The Minneapolis Police Department has lost more than 300 officers since 2018.

Last week, Police Chief Brian O'Hara and Frey announced an agreement for $15,000 recruitment bonuses and $18,000 retention bonuses.

The council voted to not even consider their plan and it left the police chief beside himself.

READ MORE: Minneapolis City Council votes down $15 million plan for bonuses to hire, retain MPD officers

"We are at such a critical point. This is really beyond words," O'Hara said.

One reason why it's so difficult to rebuild MPD's ranks: New numbers from a statewide police union shows the city of Blaine is No. 1 in starting pay. Minneapolis is No. 18 in starting pay.

New cops in Blaine make about $93,000 a year. In Minneapolis, they make about $71,000 a year.

"You can't play politics with public safety. You have too many people dying," O'Hara said.

On top of recruiting cops, keeping them is even harder. Minneapolis ranks 21st for paying veteran officers. Number one is Inver Grove Heights, which pays its top officers $112,000 a year. Minneapolis pays its top officers $103,000 a year.

It's a lot less pay for working in a much bigger city with a lot more crime—it's hard for O'Hara to comprehend.

"You have too many victims of violent crime and one of the lowest-staffed police department of any city in America," O'Hara said.

The Minneapolis pay bonuses would be paid over a three-year period.

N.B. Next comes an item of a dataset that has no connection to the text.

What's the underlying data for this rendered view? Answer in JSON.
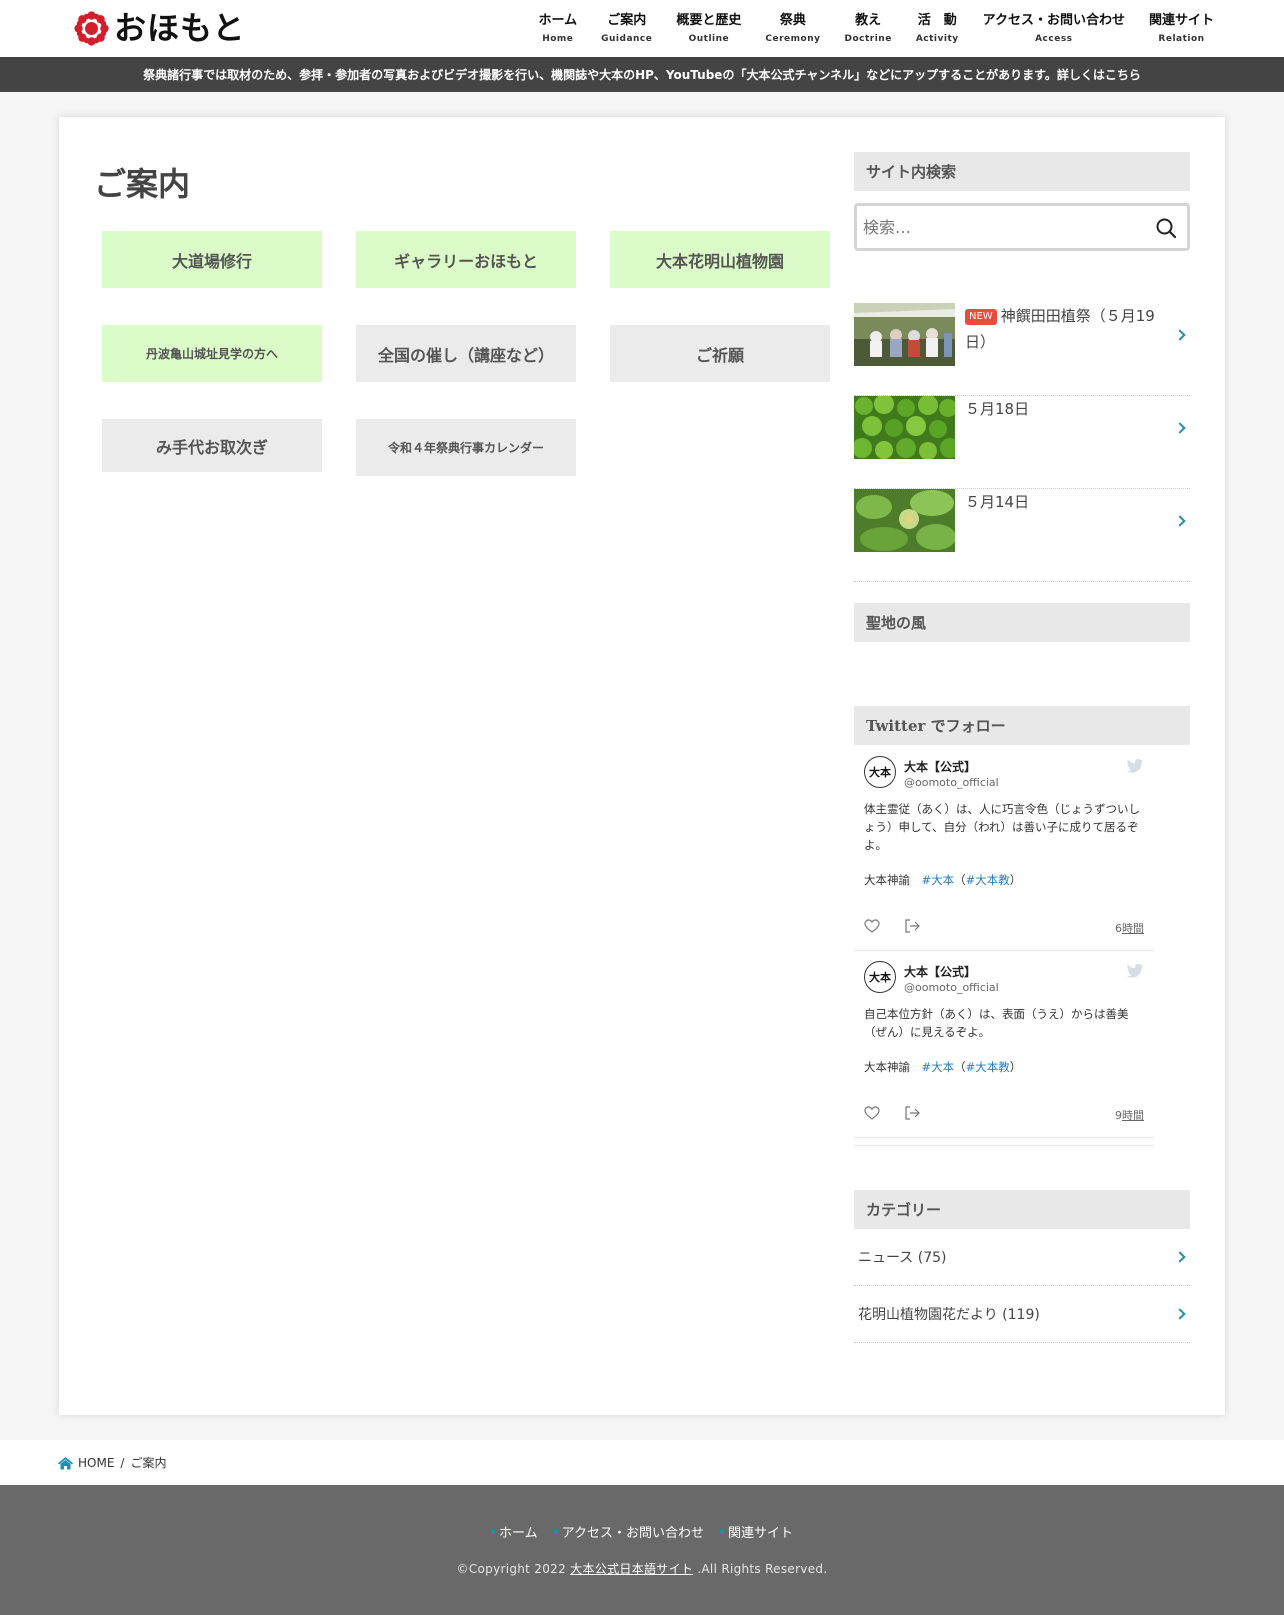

View CBS News In
CBS News App Open
Chrome Safari Continue
Be the first to know
Get browser notifications for breaking news, live events, and exclusive reporting.